4. A suspending medium for separating coal from a mixture thereof with particles of heavy refuse by the float-andsink method, said sinkand-float medium being an aqueous suspension. having a specific gravity between about 1.30 and about 1.70, of nely divided, hard,.crystalline limestone rock substantially free from quartz and from components which tend readily to disintegrate through use and handling into ultra-ilne particles, said :dnely divided limestone having a hardness of about 3 and the approximate size distribution'.

. Per cent Through 48 mesh, on 100 mesh 30.0

Through 100 mesh, on 200 mesh 50.0

50 Through 200 20.0

mesh

. JEAN ALBERT BRUSSET.

REFERENCES CITED The following references are of record in the 111e of this patent:

UNITED STATES PATENTS Number

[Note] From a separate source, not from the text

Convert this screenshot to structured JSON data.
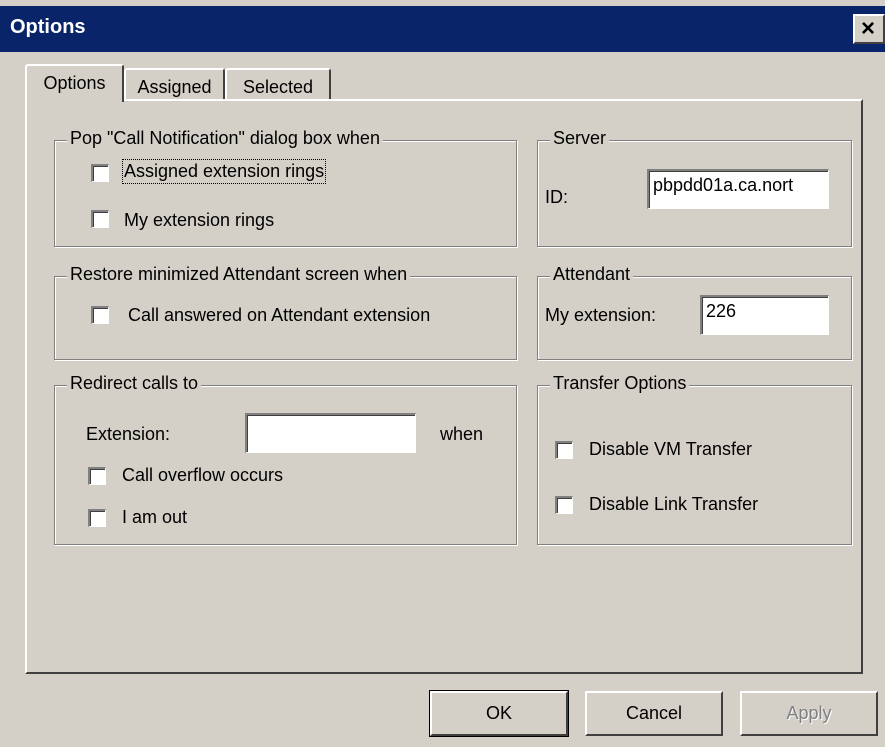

Patent Citations
Cited PatentFiling datePublication dateApplicantTitle
US1290516 *Aug 5, 1918Jan 7, 1919Harry R ConklinMethod of cleaning coal and the like.
US1392399 *Aug 27, 1917Oct 4, 1921Chance Thomas MMethod and apparatus for washing coal and concentrating ores and minerals
US1524838 *Feb 7, 1921Feb 3, 1925Muller Adolf FriedrichDevice for separating the constituent parts of heterogeneous mixtures
US2140899 *Feb 4, 1937Dec 20, 1938William Davidson GeorgeGravitation concentration of mineral values, particularly coal
US2356648 *Oct 1, 1941Aug 22, 1944Brusset Jean AlbertClassifying process and apparatus
Referenced by
Citing PatentFiling datePublication dateApplicantTitle
US5022985 *Sep 15, 1989Jun 11, 1991Plastic Recovery Systems, Inc.Process for the separation and recovery of plastics
WO1991004100A1 *Sep 13, 1990Apr 4, 1991Plastic Recovery Systems, Inc.Process for the separation and recovery of plastics
Classifications
U.S. Classification209/172.5, 252/60
International ClassificationB03B5/28, B03B5/44
Cooperative ClassificationB03B5/442
European ClassificationB03B5/44B